§ THE DATA
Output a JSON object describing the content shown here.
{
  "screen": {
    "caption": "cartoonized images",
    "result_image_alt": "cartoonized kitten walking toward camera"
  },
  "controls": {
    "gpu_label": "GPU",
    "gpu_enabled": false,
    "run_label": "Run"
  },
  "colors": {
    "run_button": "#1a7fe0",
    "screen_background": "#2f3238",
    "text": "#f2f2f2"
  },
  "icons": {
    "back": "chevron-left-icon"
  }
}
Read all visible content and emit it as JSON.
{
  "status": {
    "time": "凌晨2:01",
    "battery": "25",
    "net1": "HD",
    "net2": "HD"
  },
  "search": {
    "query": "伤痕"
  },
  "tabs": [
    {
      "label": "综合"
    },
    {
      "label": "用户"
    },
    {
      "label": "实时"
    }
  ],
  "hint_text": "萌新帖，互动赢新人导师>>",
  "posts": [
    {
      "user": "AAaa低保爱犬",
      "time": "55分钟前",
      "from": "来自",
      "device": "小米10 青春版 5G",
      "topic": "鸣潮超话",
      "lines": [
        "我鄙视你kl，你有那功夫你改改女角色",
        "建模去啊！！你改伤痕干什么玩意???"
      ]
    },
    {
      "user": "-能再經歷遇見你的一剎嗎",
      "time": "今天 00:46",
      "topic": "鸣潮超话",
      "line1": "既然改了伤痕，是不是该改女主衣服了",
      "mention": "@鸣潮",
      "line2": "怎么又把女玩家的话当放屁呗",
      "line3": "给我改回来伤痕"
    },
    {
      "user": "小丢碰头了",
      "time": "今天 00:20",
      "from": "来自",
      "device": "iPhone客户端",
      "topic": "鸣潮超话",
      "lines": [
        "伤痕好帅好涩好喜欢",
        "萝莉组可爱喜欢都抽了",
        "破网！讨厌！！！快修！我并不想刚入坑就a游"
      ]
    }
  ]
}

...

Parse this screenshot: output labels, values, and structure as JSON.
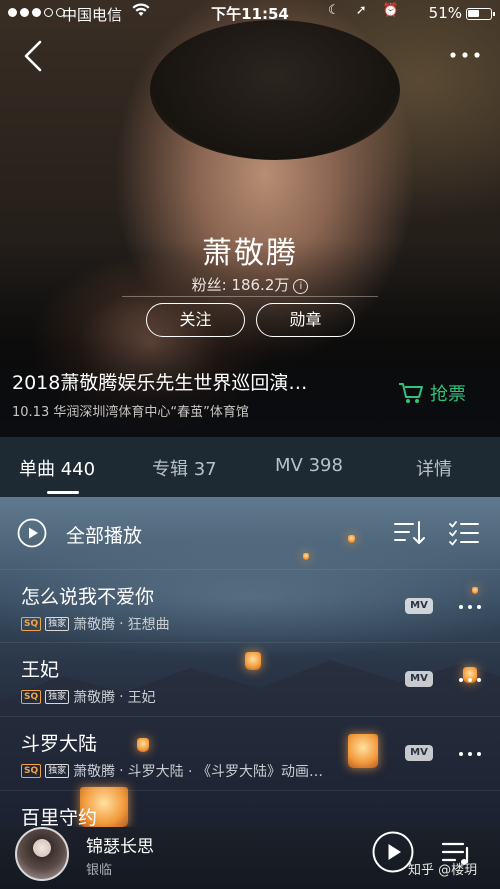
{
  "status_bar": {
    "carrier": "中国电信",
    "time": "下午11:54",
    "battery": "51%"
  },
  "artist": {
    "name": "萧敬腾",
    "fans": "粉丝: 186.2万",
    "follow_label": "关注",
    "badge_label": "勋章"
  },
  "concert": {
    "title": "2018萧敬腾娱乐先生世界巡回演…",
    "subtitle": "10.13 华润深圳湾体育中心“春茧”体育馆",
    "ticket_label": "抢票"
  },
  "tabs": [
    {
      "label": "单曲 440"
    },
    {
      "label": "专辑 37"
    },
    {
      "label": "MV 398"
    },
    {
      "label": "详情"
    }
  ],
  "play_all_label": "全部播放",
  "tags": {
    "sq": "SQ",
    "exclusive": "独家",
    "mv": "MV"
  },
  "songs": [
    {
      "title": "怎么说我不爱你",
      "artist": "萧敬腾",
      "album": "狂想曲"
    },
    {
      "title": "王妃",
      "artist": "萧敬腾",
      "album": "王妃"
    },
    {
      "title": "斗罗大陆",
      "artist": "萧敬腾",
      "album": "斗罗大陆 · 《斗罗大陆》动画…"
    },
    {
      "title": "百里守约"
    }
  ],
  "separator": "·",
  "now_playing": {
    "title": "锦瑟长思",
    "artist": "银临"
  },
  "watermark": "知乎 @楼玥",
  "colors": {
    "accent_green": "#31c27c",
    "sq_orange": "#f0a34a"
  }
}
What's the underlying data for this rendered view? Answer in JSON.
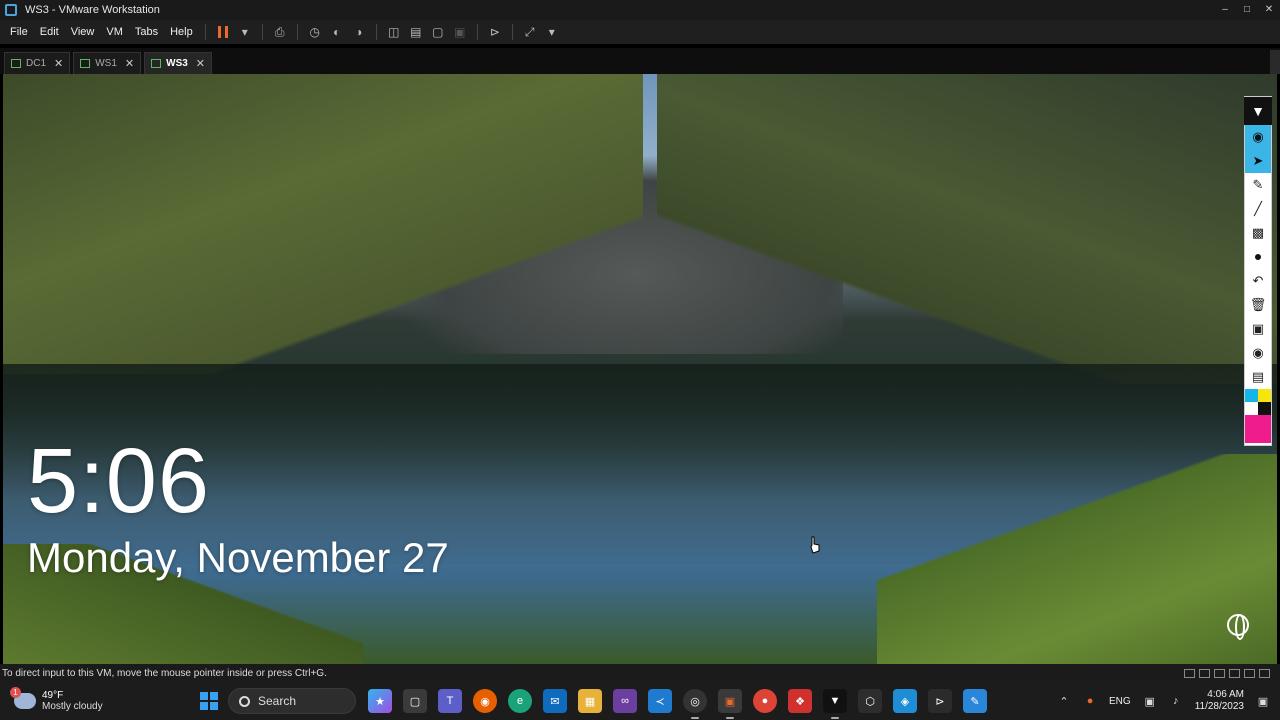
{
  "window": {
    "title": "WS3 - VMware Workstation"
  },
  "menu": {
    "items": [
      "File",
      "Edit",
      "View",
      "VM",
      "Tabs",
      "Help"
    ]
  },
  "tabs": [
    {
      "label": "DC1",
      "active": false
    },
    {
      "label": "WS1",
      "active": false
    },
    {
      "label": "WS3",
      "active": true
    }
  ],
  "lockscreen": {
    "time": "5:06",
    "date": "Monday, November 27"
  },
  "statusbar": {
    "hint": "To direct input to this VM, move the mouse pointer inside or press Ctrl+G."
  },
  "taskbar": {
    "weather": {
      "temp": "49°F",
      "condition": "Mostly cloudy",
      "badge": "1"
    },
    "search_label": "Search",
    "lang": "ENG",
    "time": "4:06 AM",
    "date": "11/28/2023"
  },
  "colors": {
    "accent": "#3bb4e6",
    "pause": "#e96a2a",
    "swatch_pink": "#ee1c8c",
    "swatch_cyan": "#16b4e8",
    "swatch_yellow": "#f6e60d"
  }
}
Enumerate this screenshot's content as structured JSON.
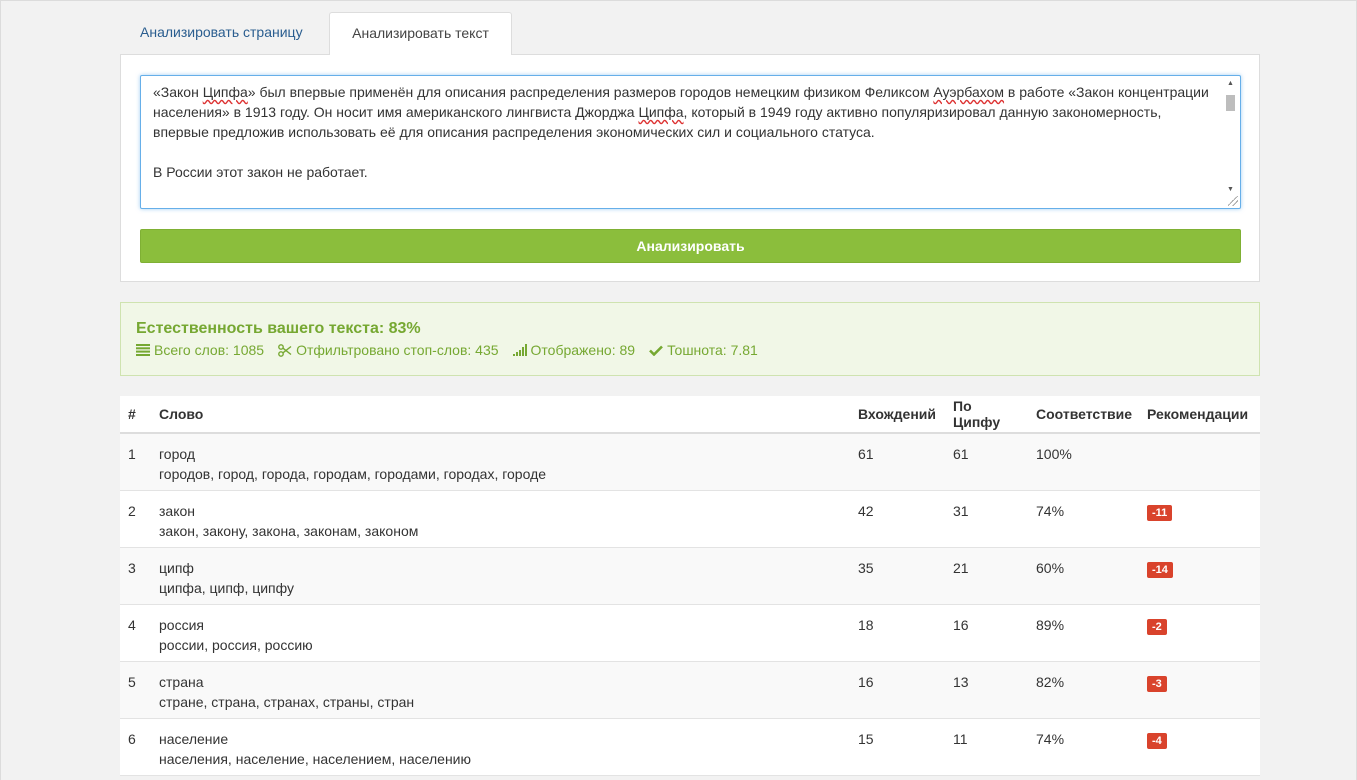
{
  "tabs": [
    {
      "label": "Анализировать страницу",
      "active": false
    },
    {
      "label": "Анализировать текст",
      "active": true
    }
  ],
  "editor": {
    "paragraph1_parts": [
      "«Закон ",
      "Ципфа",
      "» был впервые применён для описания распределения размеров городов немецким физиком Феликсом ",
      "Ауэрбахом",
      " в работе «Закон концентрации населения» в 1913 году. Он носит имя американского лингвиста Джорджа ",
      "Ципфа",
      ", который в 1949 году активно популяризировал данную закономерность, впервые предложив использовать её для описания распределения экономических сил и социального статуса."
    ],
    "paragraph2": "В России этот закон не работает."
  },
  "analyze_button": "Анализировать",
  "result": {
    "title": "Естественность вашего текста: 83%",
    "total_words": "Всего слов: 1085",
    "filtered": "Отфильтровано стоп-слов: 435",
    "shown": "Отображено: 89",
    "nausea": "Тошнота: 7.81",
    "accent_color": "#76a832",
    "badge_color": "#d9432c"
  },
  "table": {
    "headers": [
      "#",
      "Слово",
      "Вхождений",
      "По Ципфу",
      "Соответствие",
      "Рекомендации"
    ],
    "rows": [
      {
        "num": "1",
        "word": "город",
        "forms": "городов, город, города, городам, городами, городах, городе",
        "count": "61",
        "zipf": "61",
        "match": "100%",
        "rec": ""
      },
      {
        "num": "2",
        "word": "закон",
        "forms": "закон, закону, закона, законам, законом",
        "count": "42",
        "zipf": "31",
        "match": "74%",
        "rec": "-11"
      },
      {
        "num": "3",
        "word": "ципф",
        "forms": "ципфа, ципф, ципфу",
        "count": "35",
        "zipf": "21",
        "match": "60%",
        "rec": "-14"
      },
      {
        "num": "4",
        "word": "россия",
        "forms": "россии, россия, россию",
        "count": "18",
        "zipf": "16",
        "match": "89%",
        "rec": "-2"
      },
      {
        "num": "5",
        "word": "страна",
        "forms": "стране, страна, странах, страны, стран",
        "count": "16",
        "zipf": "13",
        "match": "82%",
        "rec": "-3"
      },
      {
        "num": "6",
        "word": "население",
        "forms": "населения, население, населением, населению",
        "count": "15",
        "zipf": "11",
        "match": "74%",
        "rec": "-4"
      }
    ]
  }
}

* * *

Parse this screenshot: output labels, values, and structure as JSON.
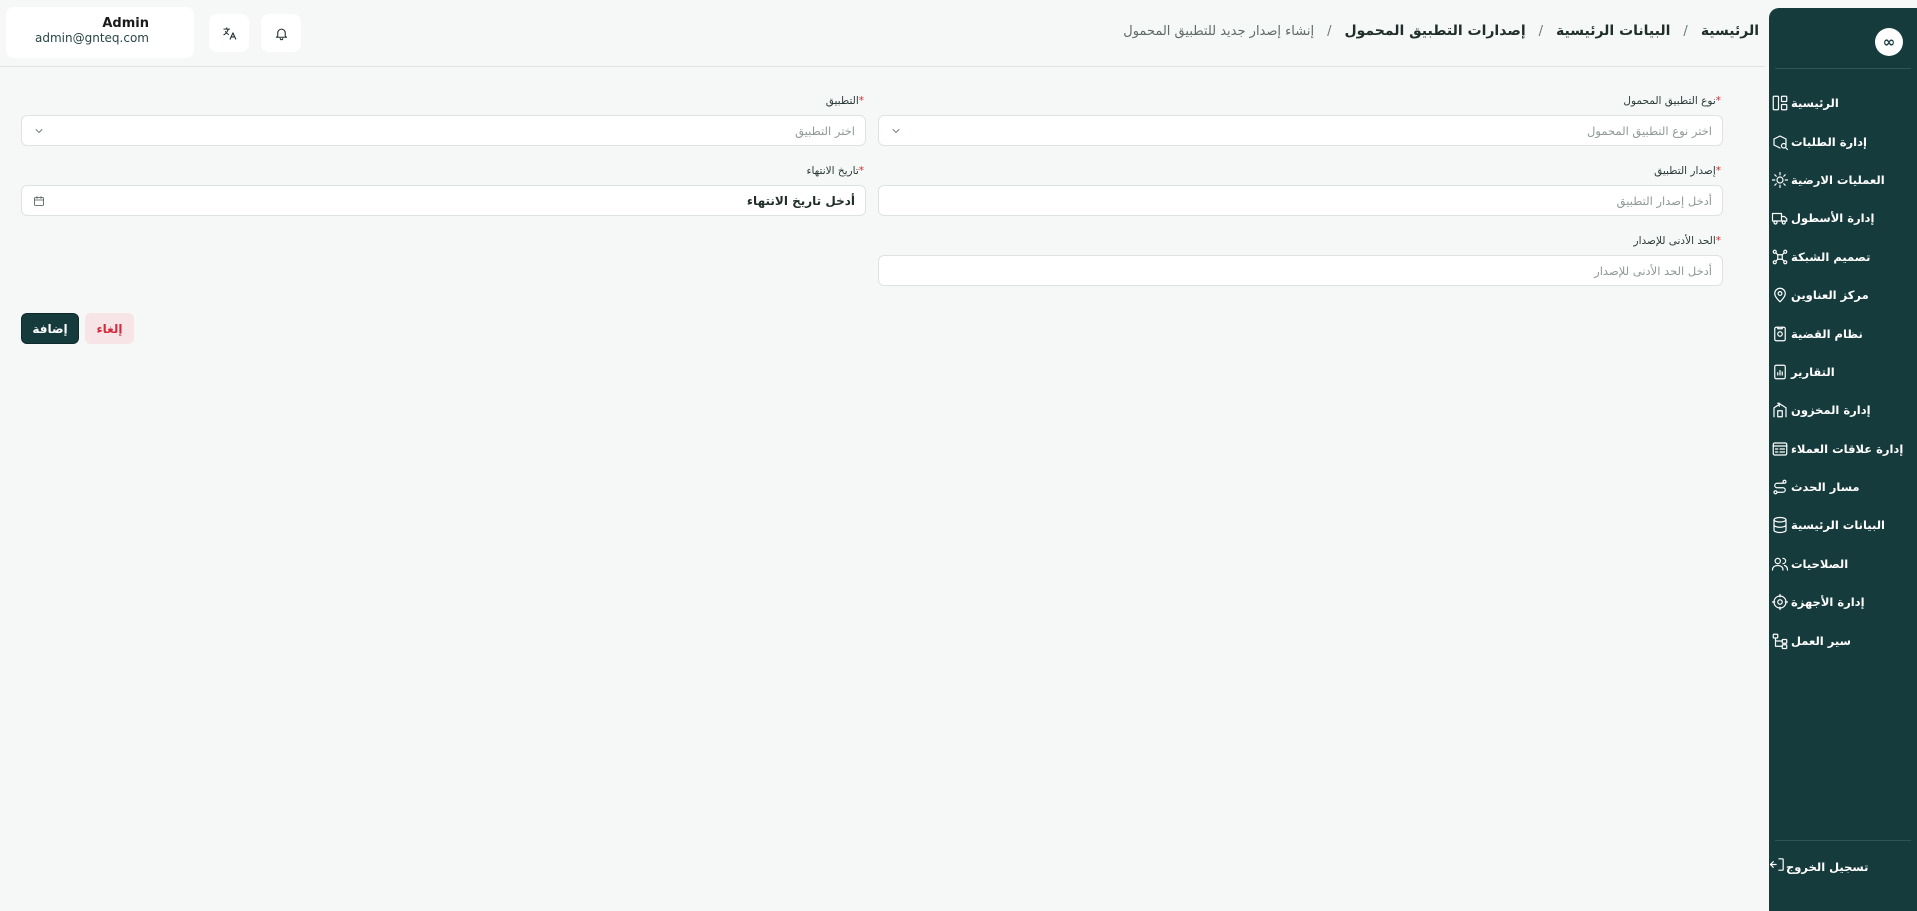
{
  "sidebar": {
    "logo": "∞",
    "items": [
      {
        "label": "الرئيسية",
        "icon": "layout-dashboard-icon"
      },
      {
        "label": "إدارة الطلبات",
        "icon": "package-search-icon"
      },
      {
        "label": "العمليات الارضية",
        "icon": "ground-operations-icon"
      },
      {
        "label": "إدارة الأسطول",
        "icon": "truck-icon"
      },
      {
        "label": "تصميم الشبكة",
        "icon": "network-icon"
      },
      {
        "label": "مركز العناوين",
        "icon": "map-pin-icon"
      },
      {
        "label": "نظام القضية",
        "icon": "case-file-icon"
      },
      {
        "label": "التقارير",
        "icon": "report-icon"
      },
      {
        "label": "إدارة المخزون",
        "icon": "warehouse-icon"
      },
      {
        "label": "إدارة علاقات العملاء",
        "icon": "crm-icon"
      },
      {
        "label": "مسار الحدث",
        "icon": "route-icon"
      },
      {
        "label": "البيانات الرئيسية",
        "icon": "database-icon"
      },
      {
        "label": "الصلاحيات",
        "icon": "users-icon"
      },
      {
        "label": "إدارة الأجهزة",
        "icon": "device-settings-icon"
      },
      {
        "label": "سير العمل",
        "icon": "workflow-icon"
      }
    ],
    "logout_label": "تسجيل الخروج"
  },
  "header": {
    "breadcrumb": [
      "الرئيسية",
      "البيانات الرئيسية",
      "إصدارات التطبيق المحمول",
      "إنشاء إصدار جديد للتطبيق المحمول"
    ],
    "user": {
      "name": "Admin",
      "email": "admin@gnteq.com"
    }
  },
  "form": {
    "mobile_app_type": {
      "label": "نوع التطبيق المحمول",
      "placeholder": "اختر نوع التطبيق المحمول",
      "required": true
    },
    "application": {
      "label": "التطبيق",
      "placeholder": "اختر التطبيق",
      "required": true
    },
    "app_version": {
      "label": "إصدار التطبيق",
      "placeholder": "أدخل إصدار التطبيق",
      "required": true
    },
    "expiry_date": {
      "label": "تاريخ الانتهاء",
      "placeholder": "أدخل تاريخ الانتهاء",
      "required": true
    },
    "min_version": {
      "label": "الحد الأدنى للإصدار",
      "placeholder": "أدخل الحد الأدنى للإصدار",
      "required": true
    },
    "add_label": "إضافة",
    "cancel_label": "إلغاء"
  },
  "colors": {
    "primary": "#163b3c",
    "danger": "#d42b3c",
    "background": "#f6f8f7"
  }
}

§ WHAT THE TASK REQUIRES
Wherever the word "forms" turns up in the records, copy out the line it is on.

§ OUTPUT
        "forms": "городов, город, города, городам, городами, городах, городе",
        "forms": "закон, закону, закона, законам, законом",
        "forms": "ципфа, ципф, ципфу",
        "forms": "россии, россия, россию",
        "forms": "стране, страна, странах, страны, стран",
        "forms": "населения, население, населением, населению",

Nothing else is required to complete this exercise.